1) The private sector included big conglomerates such as Walmart and Amazon, but also included  millions of family owned businesses. The concern is that if a JG were to be enacted, these businesses would not be able to keep up with these demands. These demands may include the inclusion of healthcare, better working environments, and a more secure job.

“Some might consider leaving their jobs to pursuance guaranteed roles if they perceive better working conditions or an easier work life….the net consequence is highly likely to be weaker private sector job creation in poor regions, which has been the experience of countries such as Britain,” The Chair for the Public Understanding of Economics, Ryan Bourne theorizes.

Many also argue that because of the JG, the government will have to create “make work” jobs. These jobs will not have true meaning and thus the people working them would have no purpose. So what ends up happening is that millions of people are employed in meaningless, but secure job options. This ends up leading to private sector businesses either closing down or turning to more dangerous means of reducing cost, automation. And most of these family owned businesses will not be able to keep up.

2) Two popular plans such as the Tcherneva Plan and the Paul et al Plan cause $702 billion and $840 billion for only about 15 million people respectively. These programs do not address cost largely but the Paul plan proposes to raise taxes and the Tcherneva plan claims that the program will eventually pay for itself.

Another concern that branches off this is trade offs. To pay for the government program the government may have to take away Or trade off  spending from other programs such as government provided health care. This impacts marginalized groups that can’t work due to disabilities or cant work due to other obligations such as taking care of children or family members.

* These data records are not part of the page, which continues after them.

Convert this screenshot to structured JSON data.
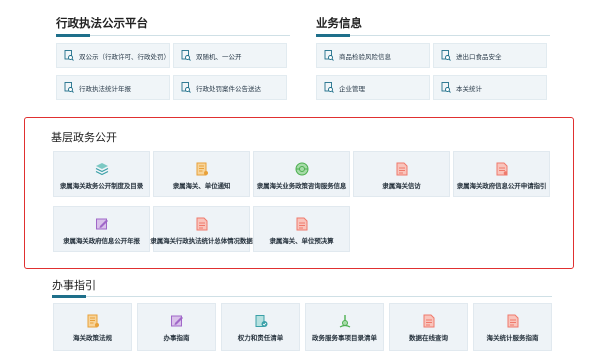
{
  "sections": {
    "law": {
      "title": "行政执法公示平台",
      "links": [
        {
          "label": "双公示（行政许可、行政处罚）",
          "icon": "document-search-icon"
        },
        {
          "label": "双随机、一公开",
          "icon": "document-search-icon"
        },
        {
          "label": "行政执法统计年报",
          "icon": "document-search-icon"
        },
        {
          "label": "行政处罚案件公告送达",
          "icon": "document-search-icon"
        }
      ]
    },
    "business": {
      "title": "业务信息",
      "links": [
        {
          "label": "商品检验风险信息",
          "icon": "document-search-icon"
        },
        {
          "label": "进出口食品安全",
          "icon": "document-search-icon"
        },
        {
          "label": "企业管理",
          "icon": "document-search-icon"
        },
        {
          "label": "本关统计",
          "icon": "document-search-icon"
        }
      ]
    },
    "grassroots": {
      "title": "基层政务公开",
      "tiles": [
        {
          "label": "隶属海关政务公开制度及目录",
          "icon": "stack-layers-icon",
          "color": "#3aa0a8"
        },
        {
          "label": "隶属海关、单位通知",
          "icon": "notice-document-icon",
          "color": "#e8a13a"
        },
        {
          "label": "隶属海关业务政策咨询服务信息",
          "icon": "consult-service-icon",
          "color": "#4caf50"
        },
        {
          "label": "隶属海关信访",
          "icon": "petition-document-icon",
          "color": "#ef7a6c"
        },
        {
          "label": "隶属海关政府信息公开申请指引",
          "icon": "application-document-icon",
          "color": "#ef7a6c"
        },
        {
          "label": "隶属海关政府信息公开年报",
          "icon": "edit-report-icon",
          "color": "#a067c8"
        },
        {
          "label": "隶属海关行政执法统计总体情况数据",
          "icon": "statistics-document-icon",
          "color": "#ef7a6c"
        },
        {
          "label": "隶属海关、单位预决算",
          "icon": "budget-document-icon",
          "color": "#ef7a6c"
        }
      ]
    },
    "guide": {
      "title": "办事指引",
      "tiles": [
        {
          "label": "海关政策法规",
          "icon": "policy-document-icon",
          "color": "#e8a13a"
        },
        {
          "label": "办事指南",
          "icon": "guide-edit-icon",
          "color": "#a067c8"
        },
        {
          "label": "权力和责任清单",
          "icon": "rights-checklist-icon",
          "color": "#3aa0a8"
        },
        {
          "label": "政务服务事项目录清单",
          "icon": "service-catalog-icon",
          "color": "#4caf50"
        },
        {
          "label": "数据在线查询",
          "icon": "data-query-icon",
          "color": "#ef7a6c"
        },
        {
          "label": "海关统计服务指南",
          "icon": "statistics-guide-icon",
          "color": "#ef7a6c"
        }
      ]
    }
  },
  "colors": {
    "accent": "#1e6f8a",
    "highlight_frame": "#e03030"
  }
}
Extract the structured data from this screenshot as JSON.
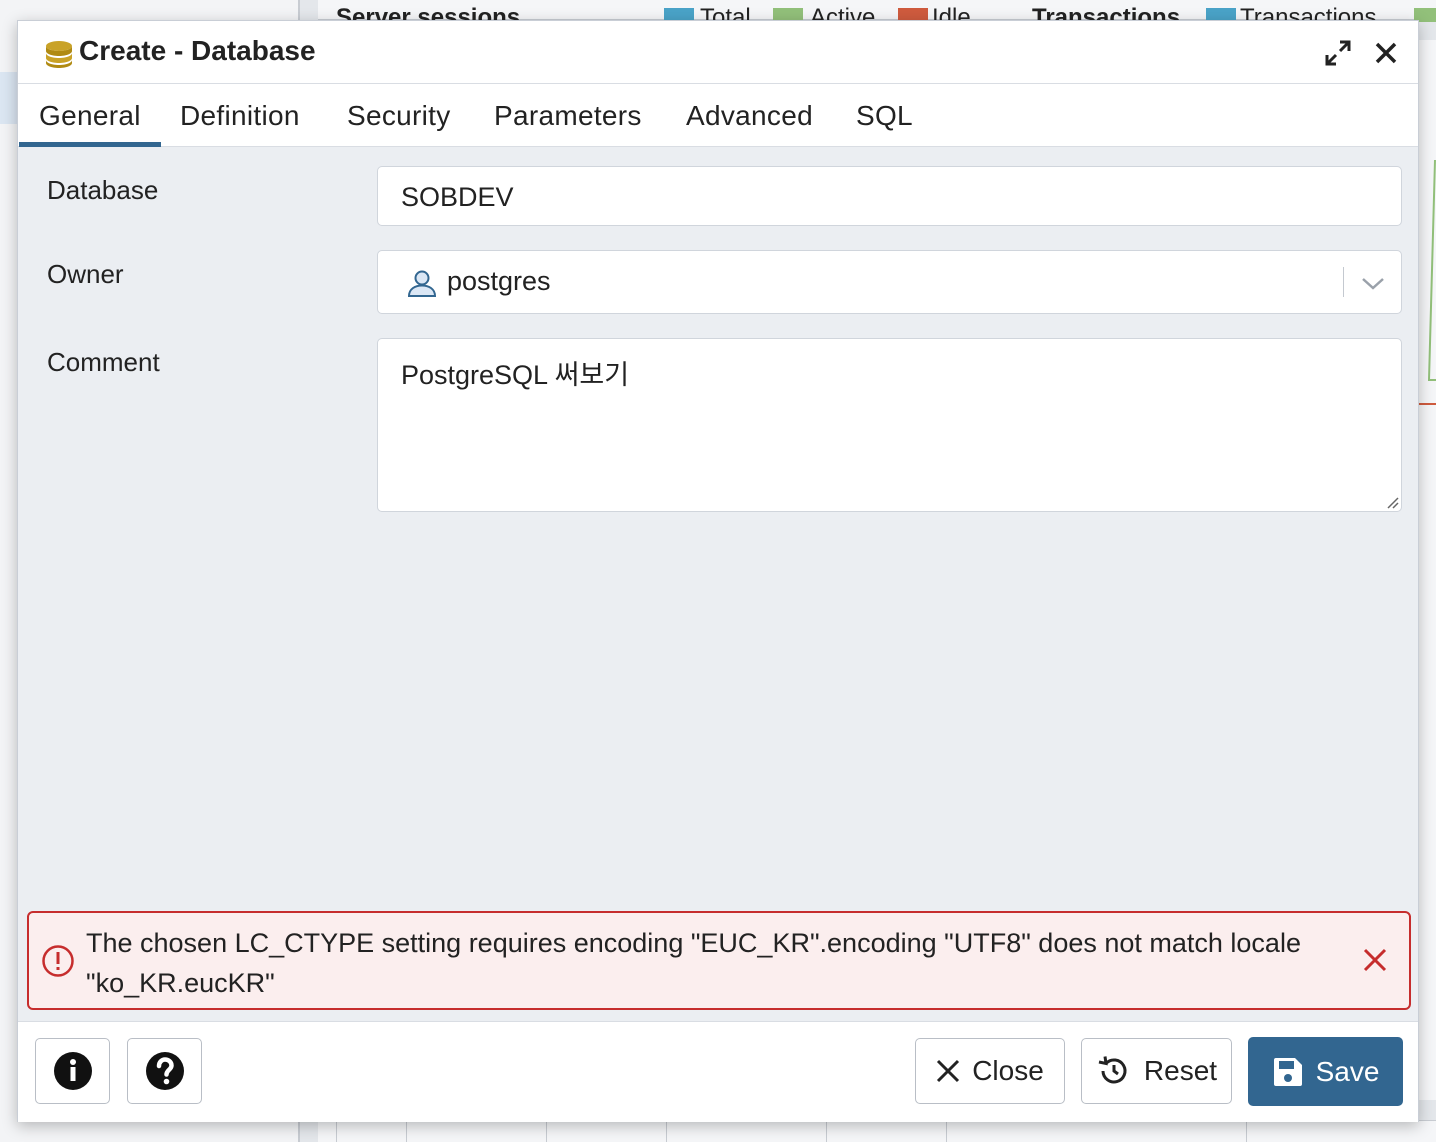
{
  "background": {
    "sessions_title": "Server sessions",
    "legend": [
      "Total",
      "Active",
      "Idle"
    ],
    "legend_colors": [
      "#4aa3c8",
      "#92c07a",
      "#cf5b3e"
    ],
    "transactions_title": "Transactions",
    "transactions_legend": "Transactions"
  },
  "dialog": {
    "title": "Create - Database",
    "title_icon": "database-icon",
    "maximize_icon": "expand-icon",
    "close_icon": "close-icon"
  },
  "tabs": [
    {
      "label": "General",
      "active": true
    },
    {
      "label": "Definition",
      "active": false
    },
    {
      "label": "Security",
      "active": false
    },
    {
      "label": "Parameters",
      "active": false
    },
    {
      "label": "Advanced",
      "active": false
    },
    {
      "label": "SQL",
      "active": false
    }
  ],
  "form": {
    "database_label": "Database",
    "database_value": "SOBDEV",
    "owner_label": "Owner",
    "owner_value": "postgres",
    "comment_label": "Comment",
    "comment_value": "PostgreSQL 써보기"
  },
  "error": {
    "message": "The chosen LC_CTYPE setting requires encoding \"EUC_KR\".encoding \"UTF8\" does not match locale \"ko_KR.eucKR\""
  },
  "footer": {
    "info_icon": "info-icon",
    "help_icon": "help-icon",
    "close_label": "Close",
    "reset_label": "Reset",
    "save_label": "Save"
  },
  "colors": {
    "accent": "#326690",
    "error_border": "#c62d2d",
    "error_bg": "#fbeeee"
  }
}
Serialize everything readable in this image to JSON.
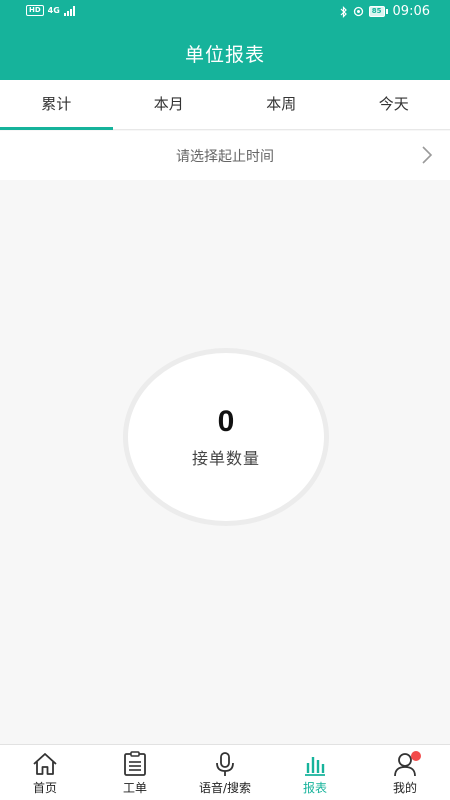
{
  "status_bar": {
    "hd": "HD",
    "network": "4G",
    "battery": "85",
    "time": "09:06",
    "icons": [
      "signal-icon",
      "bluetooth-icon",
      "location-icon",
      "battery-icon"
    ]
  },
  "header": {
    "title": "单位报表"
  },
  "tabs": [
    {
      "label": "累计",
      "active": true
    },
    {
      "label": "本月",
      "active": false
    },
    {
      "label": "本周",
      "active": false
    },
    {
      "label": "今天",
      "active": false
    }
  ],
  "date_picker": {
    "label": "请选择起止时间",
    "icon": "chevron-right-icon"
  },
  "stat": {
    "value": "0",
    "label": "接单数量"
  },
  "bottom_nav": [
    {
      "label": "首页",
      "icon": "home-icon",
      "active": false
    },
    {
      "label": "工单",
      "icon": "clipboard-icon",
      "active": false
    },
    {
      "label": "语音/搜索",
      "icon": "microphone-icon",
      "active": false
    },
    {
      "label": "报表",
      "icon": "bar-chart-icon",
      "active": true
    },
    {
      "label": "我的",
      "icon": "user-icon",
      "active": false,
      "notification_dot": true
    }
  ],
  "colors": {
    "primary": "#16b39b",
    "background": "#f7f7f7",
    "badge": "#f24b4b",
    "circle_border": "#ececec"
  }
}
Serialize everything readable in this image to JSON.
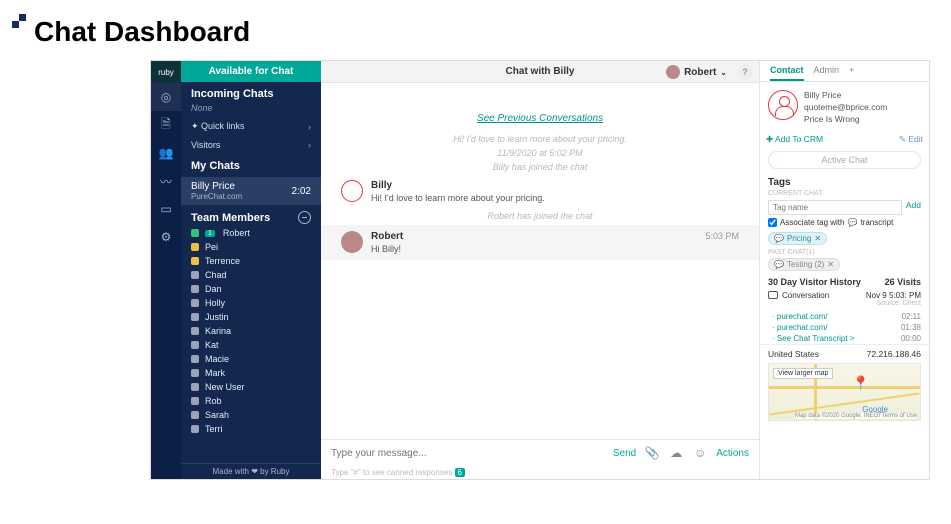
{
  "page_title": "Chat Dashboard",
  "brand": "ruby",
  "availability": "Available for Chat",
  "incoming": {
    "header": "Incoming Chats",
    "none": "None"
  },
  "quicklinks_label": "Quick links",
  "visitors_label": "Visitors",
  "mychats": {
    "header": "My Chats",
    "item": {
      "name": "Billy Price",
      "site": "PureChat.com",
      "time": "2:02"
    }
  },
  "team": {
    "header": "Team Members",
    "members": [
      {
        "name": "Robert",
        "status": "g",
        "badge": "1"
      },
      {
        "name": "Pei",
        "status": "y"
      },
      {
        "name": "Terrence",
        "status": "y"
      },
      {
        "name": "Chad",
        "status": "o"
      },
      {
        "name": "Dan",
        "status": "o"
      },
      {
        "name": "Holly",
        "status": "o"
      },
      {
        "name": "Justin",
        "status": "o"
      },
      {
        "name": "Karina",
        "status": "o"
      },
      {
        "name": "Kat",
        "status": "o"
      },
      {
        "name": "Macie",
        "status": "o"
      },
      {
        "name": "Mark",
        "status": "o"
      },
      {
        "name": "New User",
        "status": "o"
      },
      {
        "name": "Rob",
        "status": "o"
      },
      {
        "name": "Sarah",
        "status": "o"
      },
      {
        "name": "Terri",
        "status": "o"
      }
    ]
  },
  "madewith": "Made with ❤ by Ruby",
  "header": {
    "title": "Chat with Billy",
    "user": "Robert"
  },
  "chat": {
    "prev": "See Previous Conversations",
    "sys1": "Hi! I'd love to learn more about your pricing.",
    "sys2": "11/9/2020 at 5:02 PM",
    "sys3": "Billy has joined the chat",
    "msg1": {
      "name": "Billy",
      "text": "Hi! I'd love to learn more about your pricing."
    },
    "sys4": "Robert has joined the chat",
    "msg2": {
      "name": "Robert",
      "text": "Hi Billy!",
      "time": "5:03 PM"
    },
    "placeholder": "Type your message...",
    "send": "Send",
    "actions": "Actions",
    "hint_pre": "Type \"#\" to see canned responses",
    "hint_badge": "6"
  },
  "rp": {
    "tab_contact": "Contact",
    "tab_admin": "Admin",
    "contact": {
      "name": "Billy Price",
      "email": "quoteme@bprice.com",
      "company": "Price Is Wrong"
    },
    "addcrm": "Add To CRM",
    "edit_label": "Edit",
    "activechat": "Active Chat",
    "tags": {
      "h": "Tags",
      "sub1": "CURRENT CHAT",
      "placeholder": "Tag name",
      "add": "Add",
      "assoc": "Associate tag with",
      "assoc2": "transcript",
      "pill1": "Pricing",
      "sub2": "PAST CHAT(1)",
      "pill2": "Testing (2)"
    },
    "history": {
      "h": "30 Day Visitor History",
      "visits": "26 Visits",
      "conv": "Conversation",
      "date": "Nov 9 5:03: PM",
      "src": "Source: Direct",
      "rows": [
        {
          "url": "purechat.com/",
          "t": "02:11"
        },
        {
          "url": "purechat.com/",
          "t": "01:38"
        },
        {
          "url": "See Chat Transcript >",
          "t": "00:00"
        }
      ]
    },
    "geo": {
      "country": "United States",
      "ip": "72.216.188.46"
    },
    "map": {
      "viewlg": "View larger map",
      "google": "Google",
      "attr": "Map data ©2020 Google, INEGI   Terms of Use"
    }
  }
}
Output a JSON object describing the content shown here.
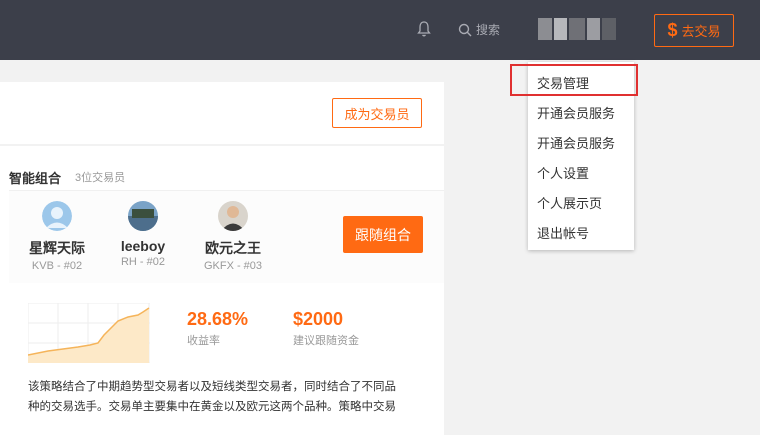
{
  "topbar": {
    "search_label": "搜索",
    "go_trade_symbol": "$",
    "go_trade_label": "去交易"
  },
  "header": {
    "become_trader_label": "成为交易员"
  },
  "combo": {
    "title": "智能组合",
    "subtitle": "3位交易员",
    "follow_label": "跟随组合",
    "traders": [
      {
        "name": "星辉天际",
        "code": "KVB - #02"
      },
      {
        "name": "leeboy",
        "code": "RH - #02"
      },
      {
        "name": "欧元之王",
        "code": "GKFX - #03"
      }
    ],
    "stats": {
      "return_value": "28.68%",
      "return_label": "收益率",
      "funds_value": "$2000",
      "funds_label": "建议跟随资金"
    },
    "description_line1": "该策略结合了中期趋势型交易者以及短线类型交易者，同时结合了不同品",
    "description_line2": "种的交易选手。交易单主要集中在黄金以及欧元这两个品种。策略中交易"
  },
  "dropdown": {
    "items": [
      {
        "label": "交易管理"
      },
      {
        "label": "开通会员服务"
      },
      {
        "label": "开通会员服务"
      },
      {
        "label": "个人设置"
      },
      {
        "label": "个人展示页"
      },
      {
        "label": "退出帐号"
      }
    ]
  },
  "colors": {
    "accent": "#ff6a13",
    "topbar_bg": "#3c3f4a",
    "highlight": "#e03030"
  }
}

The spending that could go toward bettering these infrastructures will instead go to a JG that would not benefit the people in dire need to work.

Bhandari, an economic policy advisor at Third-way closes, What we’re left with is a new program taking up funding that could instead be used instead for things like increased childcare, training support, expanded health care coverage and more.”

As for my opinion on this, I believe there is a dire need for efficient stimulus programs during times of economic crisis. There are many benefits toward a jobs guarantee, but they would need to be executed in an extremely specific manner. I do not think that a JG should be enacted for any use besides crisis mitigation. Whilst a JG could provide economic stability and better societal infrastructure, the issues of private sector crowd out as well as feasibility need to be addressed. Do you think it is time to enact a Jobs Guarantee?